[Stored entries]
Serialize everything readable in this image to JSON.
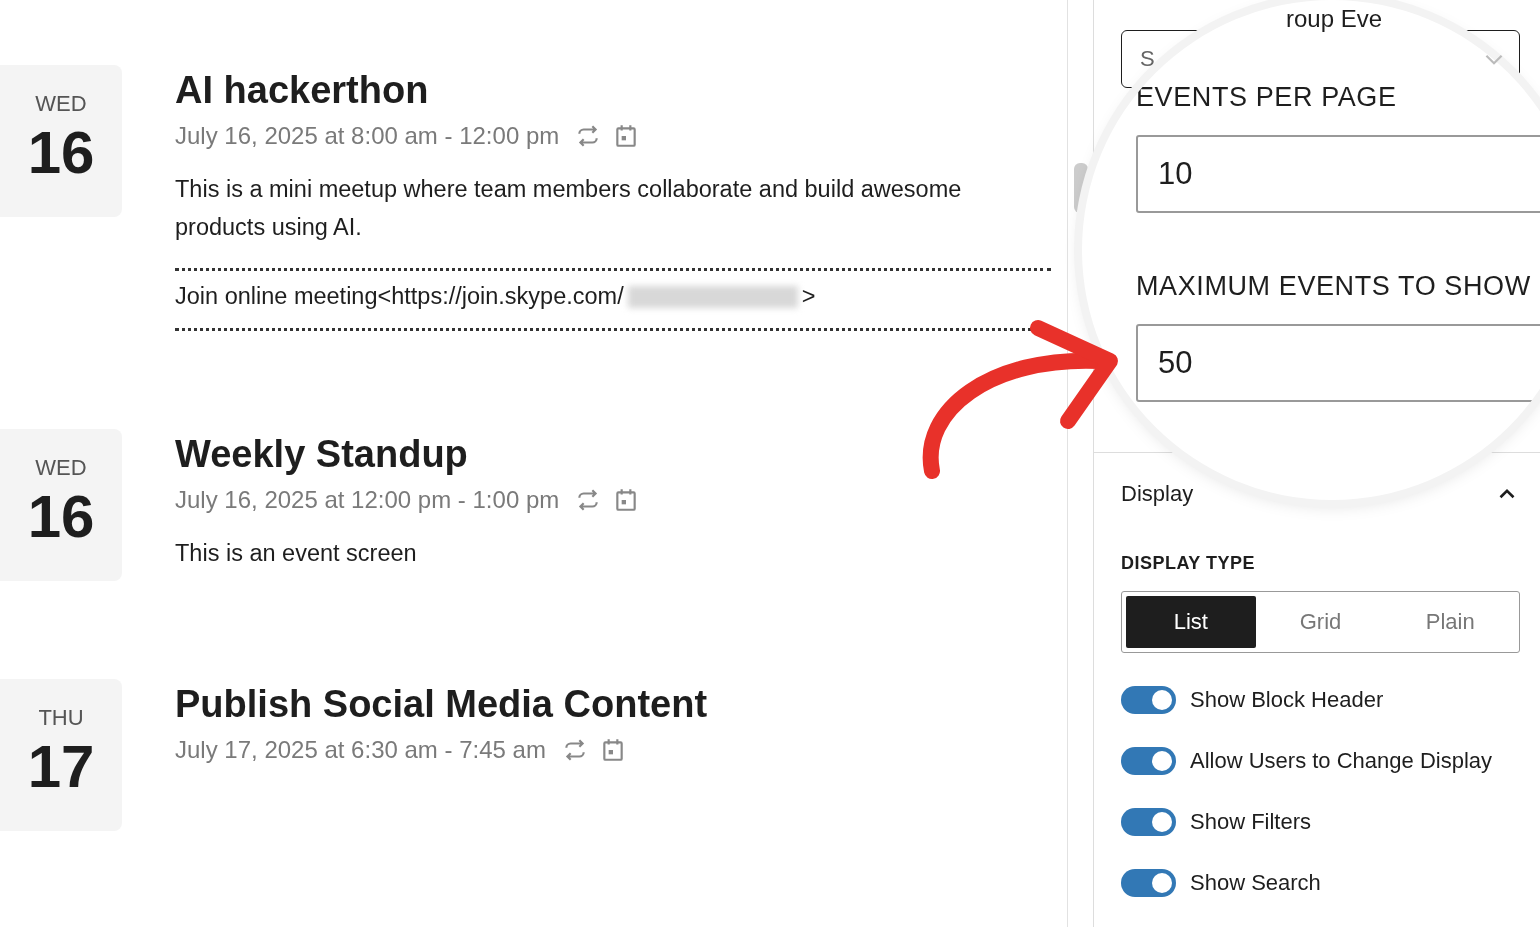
{
  "events": [
    {
      "weekday": "WED",
      "day": "16",
      "title": "AI hackerthon",
      "datetime": "July 16, 2025 at 8:00 am - 12:00 pm",
      "description": "This is a mini meetup where team members collaborate and build awesome products using AI.",
      "meeting": {
        "text": "Join online meeting<https://join.skype.com/",
        "redacted": true,
        "suffix": ">"
      }
    },
    {
      "weekday": "WED",
      "day": "16",
      "title": "Weekly Standup",
      "datetime": "July 16, 2025 at 12:00 pm - 1:00 pm",
      "description": "This is an event screen"
    },
    {
      "weekday": "THU",
      "day": "17",
      "title": "Publish Social Media Content",
      "datetime": "July 17, 2025 at 6:30 am - 7:45 am"
    }
  ],
  "sidebar": {
    "select": {
      "placeholder": "S"
    },
    "magnifier": {
      "heading": "roup Eve",
      "fields": [
        {
          "label": "EVENTS PER PAGE",
          "value": "10"
        },
        {
          "label": "MAXIMUM EVENTS TO SHOW",
          "value": "50"
        }
      ]
    },
    "display": {
      "title": "Display",
      "expanded": true,
      "type_label": "DISPLAY TYPE",
      "options": [
        {
          "label": "List",
          "selected": true
        },
        {
          "label": "Grid",
          "selected": false
        },
        {
          "label": "Plain",
          "selected": false
        }
      ],
      "toggles": [
        {
          "label": "Show Block Header",
          "on": true
        },
        {
          "label": "Allow Users to Change Display",
          "on": true
        },
        {
          "label": "Show Filters",
          "on": true
        },
        {
          "label": "Show Search",
          "on": true
        }
      ]
    }
  }
}
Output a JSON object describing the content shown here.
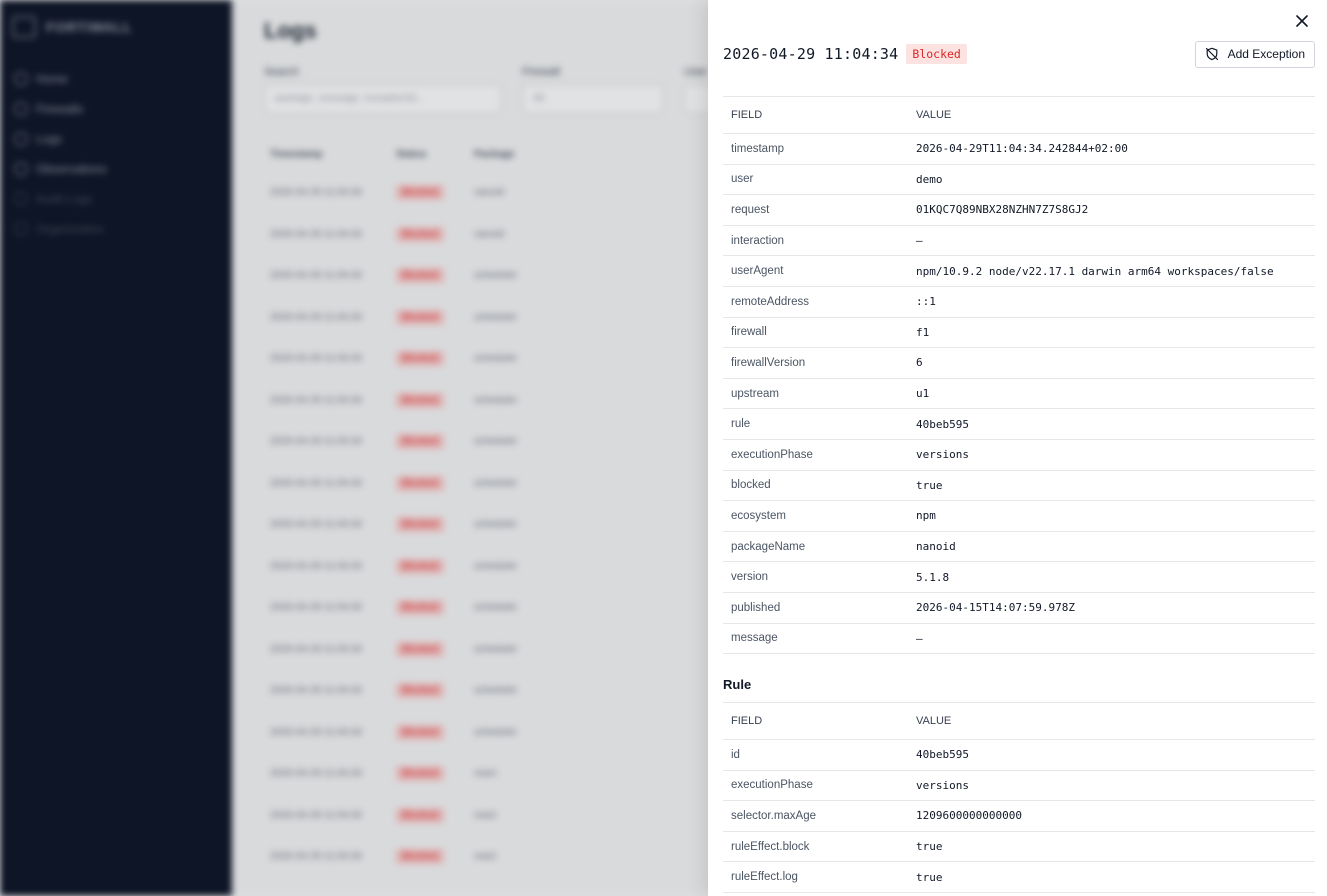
{
  "background": {
    "brand": "FORTIWALL",
    "nav": [
      "Home",
      "Firewalls",
      "Logs",
      "Observations",
      "Audit Logs",
      "Organization"
    ],
    "page_title": "Logs",
    "filters": [
      {
        "label": "Search",
        "placeholder": "package, message, exceptionId..."
      },
      {
        "label": "Firewall",
        "placeholder": "All"
      },
      {
        "label": "User",
        "placeholder": ""
      }
    ],
    "table_headers": [
      "Timestamp",
      "Status",
      "Package"
    ],
    "rows": [
      {
        "ts": "2026-04-29 11:04:34",
        "status": "Blocked",
        "pkg": "nanoid"
      },
      {
        "ts": "2026-04-29 11:04:34",
        "status": "Blocked",
        "pkg": "nanoid"
      },
      {
        "ts": "2026-04-29 11:04:34",
        "status": "Blocked",
        "pkg": "scheduler"
      },
      {
        "ts": "2026-04-29 11:04:34",
        "status": "Blocked",
        "pkg": "scheduler"
      },
      {
        "ts": "2026-04-29 11:04:34",
        "status": "Blocked",
        "pkg": "scheduler"
      },
      {
        "ts": "2026-04-29 11:04:34",
        "status": "Blocked",
        "pkg": "scheduler"
      },
      {
        "ts": "2026-04-29 11:04:34",
        "status": "Blocked",
        "pkg": "scheduler"
      },
      {
        "ts": "2026-04-29 11:04:34",
        "status": "Blocked",
        "pkg": "scheduler"
      },
      {
        "ts": "2026-04-29 11:04:34",
        "status": "Blocked",
        "pkg": "scheduler"
      },
      {
        "ts": "2026-04-29 11:04:34",
        "status": "Blocked",
        "pkg": "scheduler"
      },
      {
        "ts": "2026-04-29 11:04:34",
        "status": "Blocked",
        "pkg": "scheduler"
      },
      {
        "ts": "2026-04-29 11:04:34",
        "status": "Blocked",
        "pkg": "scheduler"
      },
      {
        "ts": "2026-04-29 11:04:34",
        "status": "Blocked",
        "pkg": "scheduler"
      },
      {
        "ts": "2026-04-29 11:04:34",
        "status": "Blocked",
        "pkg": "scheduler"
      },
      {
        "ts": "2026-04-29 11:04:34",
        "status": "Blocked",
        "pkg": "react"
      },
      {
        "ts": "2026-04-29 11:04:34",
        "status": "Blocked",
        "pkg": "react"
      },
      {
        "ts": "2026-04-29 11:04:34",
        "status": "Blocked",
        "pkg": "react"
      }
    ]
  },
  "drawer": {
    "title": "2026-04-29 11:04:34",
    "status": "Blocked",
    "add_exception_label": "Add Exception",
    "columns": {
      "field": "FIELD",
      "value": "VALUE"
    },
    "log_fields": [
      {
        "field": "timestamp",
        "value": "2026-04-29T11:04:34.242844+02:00"
      },
      {
        "field": "user",
        "value": "demo"
      },
      {
        "field": "request",
        "value": "01KQC7Q89NBX28NZHN7Z7S8GJ2"
      },
      {
        "field": "interaction",
        "value": "–"
      },
      {
        "field": "userAgent",
        "value": "npm/10.9.2 node/v22.17.1 darwin arm64 workspaces/false"
      },
      {
        "field": "remoteAddress",
        "value": "::1"
      },
      {
        "field": "firewall",
        "value": "f1"
      },
      {
        "field": "firewallVersion",
        "value": "6"
      },
      {
        "field": "upstream",
        "value": "u1"
      },
      {
        "field": "rule",
        "value": "40beb595"
      },
      {
        "field": "executionPhase",
        "value": "versions"
      },
      {
        "field": "blocked",
        "value": "true"
      },
      {
        "field": "ecosystem",
        "value": "npm"
      },
      {
        "field": "packageName",
        "value": "nanoid"
      },
      {
        "field": "version",
        "value": "5.1.8"
      },
      {
        "field": "published",
        "value": "2026-04-15T14:07:59.978Z"
      },
      {
        "field": "message",
        "value": "–"
      }
    ],
    "rule_section_title": "Rule",
    "rule_fields": [
      {
        "field": "id",
        "value": "40beb595"
      },
      {
        "field": "executionPhase",
        "value": "versions"
      },
      {
        "field": "selector.maxAge",
        "value": "1209600000000000"
      },
      {
        "field": "ruleEffect.block",
        "value": "true"
      },
      {
        "field": "ruleEffect.log",
        "value": "true"
      }
    ]
  },
  "icons": {
    "close": "close-icon",
    "add_exception": "shield-off-icon"
  },
  "colors": {
    "sidebar": "#0f1628",
    "blocked_bg": "#fde2e2",
    "blocked_text": "#dc2626"
  }
}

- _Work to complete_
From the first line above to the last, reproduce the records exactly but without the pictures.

- _Exercise output_
Serialize everything readable in this image to JSON.
{
  "events": [
    {
      "weekday": "WED",
      "day": "16",
      "title": "AI hackerthon",
      "datetime": "July 16, 2025 at 8:00 am - 12:00 pm",
      "description": "This is a mini meetup where team members collaborate and build awesome products using AI.",
      "meeting": {
        "text": "Join online meeting<https://join.skype.com/",
        "redacted": true,
        "suffix": ">"
      }
    },
    {
      "weekday": "WED",
      "day": "16",
      "title": "Weekly Standup",
      "datetime": "July 16, 2025 at 12:00 pm - 1:00 pm",
      "description": "This is an event screen"
    },
    {
      "weekday": "THU",
      "day": "17",
      "title": "Publish Social Media Content",
      "datetime": "July 17, 2025 at 6:30 am - 7:45 am"
    }
  ],
  "sidebar": {
    "select": {
      "placeholder": "S"
    },
    "magnifier": {
      "heading": "roup Eve",
      "fields": [
        {
          "label": "EVENTS PER PAGE",
          "value": "10"
        },
        {
          "label": "MAXIMUM EVENTS TO SHOW",
          "value": "50"
        }
      ]
    },
    "display": {
      "title": "Display",
      "expanded": true,
      "type_label": "DISPLAY TYPE",
      "options": [
        {
          "label": "List",
          "selected": true
        },
        {
          "label": "Grid",
          "selected": false
        },
        {
          "label": "Plain",
          "selected": false
        }
      ],
      "toggles": [
        {
          "label": "Show Block Header",
          "on": true
        },
        {
          "label": "Allow Users to Change Display",
          "on": true
        },
        {
          "label": "Show Filters",
          "on": true
        },
        {
          "label": "Show Search",
          "on": true
        }
      ]
    }
  }
}
Output a JSON object describing the content shown here.
{
  "background": {
    "brand": "FORTIWALL",
    "nav": [
      "Home",
      "Firewalls",
      "Logs",
      "Observations",
      "Audit Logs",
      "Organization"
    ],
    "page_title": "Logs",
    "filters": [
      {
        "label": "Search",
        "placeholder": "package, message, exceptionId..."
      },
      {
        "label": "Firewall",
        "placeholder": "All"
      },
      {
        "label": "User",
        "placeholder": ""
      }
    ],
    "table_headers": [
      "Timestamp",
      "Status",
      "Package"
    ],
    "rows": [
      {
        "ts": "2026-04-29 11:04:34",
        "status": "Blocked",
        "pkg": "nanoid"
      },
      {
        "ts": "2026-04-29 11:04:34",
        "status": "Blocked",
        "pkg": "nanoid"
      },
      {
        "ts": "2026-04-29 11:04:34",
        "status": "Blocked",
        "pkg": "scheduler"
      },
      {
        "ts": "2026-04-29 11:04:34",
        "status": "Blocked",
        "pkg": "scheduler"
      },
      {
        "ts": "2026-04-29 11:04:34",
        "status": "Blocked",
        "pkg": "scheduler"
      },
      {
        "ts": "2026-04-29 11:04:34",
        "status": "Blocked",
        "pkg": "scheduler"
      },
      {
        "ts": "2026-04-29 11:04:34",
        "status": "Blocked",
        "pkg": "scheduler"
      },
      {
        "ts": "2026-04-29 11:04:34",
        "status": "Blocked",
        "pkg": "scheduler"
      },
      {
        "ts": "2026-04-29 11:04:34",
        "status": "Blocked",
        "pkg": "scheduler"
      },
      {
        "ts": "2026-04-29 11:04:34",
        "status": "Blocked",
        "pkg": "scheduler"
      },
      {
        "ts": "2026-04-29 11:04:34",
        "status": "Blocked",
        "pkg": "scheduler"
      },
      {
        "ts": "2026-04-29 11:04:34",
        "status": "Blocked",
        "pkg": "scheduler"
      },
      {
        "ts": "2026-04-29 11:04:34",
        "status": "Blocked",
        "pkg": "scheduler"
      },
      {
        "ts": "2026-04-29 11:04:34",
        "status": "Blocked",
        "pkg": "scheduler"
      },
      {
        "ts": "2026-04-29 11:04:34",
        "status": "Blocked",
        "pkg": "react"
      },
      {
        "ts": "2026-04-29 11:04:34",
        "status": "Blocked",
        "pkg": "react"
      },
      {
        "ts": "2026-04-29 11:04:34",
        "status": "Blocked",
        "pkg": "react"
      }
    ]
  },
  "drawer": {
    "title": "2026-04-29 11:04:34",
    "status": "Blocked",
    "add_exception_label": "Add Exception",
    "columns": {
      "field": "FIELD",
      "value": "VALUE"
    },
    "log_fields": [
      {
        "field": "timestamp",
        "value": "2026-04-29T11:04:34.242844+02:00"
      },
      {
        "field": "user",
        "value": "demo"
      },
      {
        "field": "request",
        "value": "01KQC7Q89NBX28NZHN7Z7S8GJ2"
      },
      {
        "field": "interaction",
        "value": "–"
      },
      {
        "field": "userAgent",
        "value": "npm/10.9.2 node/v22.17.1 darwin arm64 workspaces/false"
      },
      {
        "field": "remoteAddress",
        "value": "::1"
      },
      {
        "field": "firewall",
        "value": "f1"
      },
      {
        "field": "firewallVersion",
        "value": "6"
      },
      {
        "field": "upstream",
        "value": "u1"
      },
      {
        "field": "rule",
        "value": "40beb595"
      },
      {
        "field": "executionPhase",
        "value": "versions"
      },
      {
        "field": "blocked",
        "value": "true"
      },
      {
        "field": "ecosystem",
        "value": "npm"
      },
      {
        "field": "packageName",
        "value": "nanoid"
      },
      {
        "field": "version",
        "value": "5.1.8"
      },
      {
        "field": "published",
        "value": "2026-04-15T14:07:59.978Z"
      },
      {
        "field": "message",
        "value": "–"
      }
    ],
    "rule_section_title": "Rule",
    "rule_fields": [
      {
        "field": "id",
        "value": "40beb595"
      },
      {
        "field": "executionPhase",
        "value": "versions"
      },
      {
        "field": "selector.maxAge",
        "value": "1209600000000000"
      },
      {
        "field": "ruleEffect.block",
        "value": "true"
      },
      {
        "field": "ruleEffect.log",
        "value": "true"
      }
    ]
  },
  "icons": {
    "close": "close-icon",
    "add_exception": "shield-off-icon"
  },
  "colors": {
    "sidebar": "#0f1628",
    "blocked_bg": "#fde2e2",
    "blocked_text": "#dc2626"
  }
}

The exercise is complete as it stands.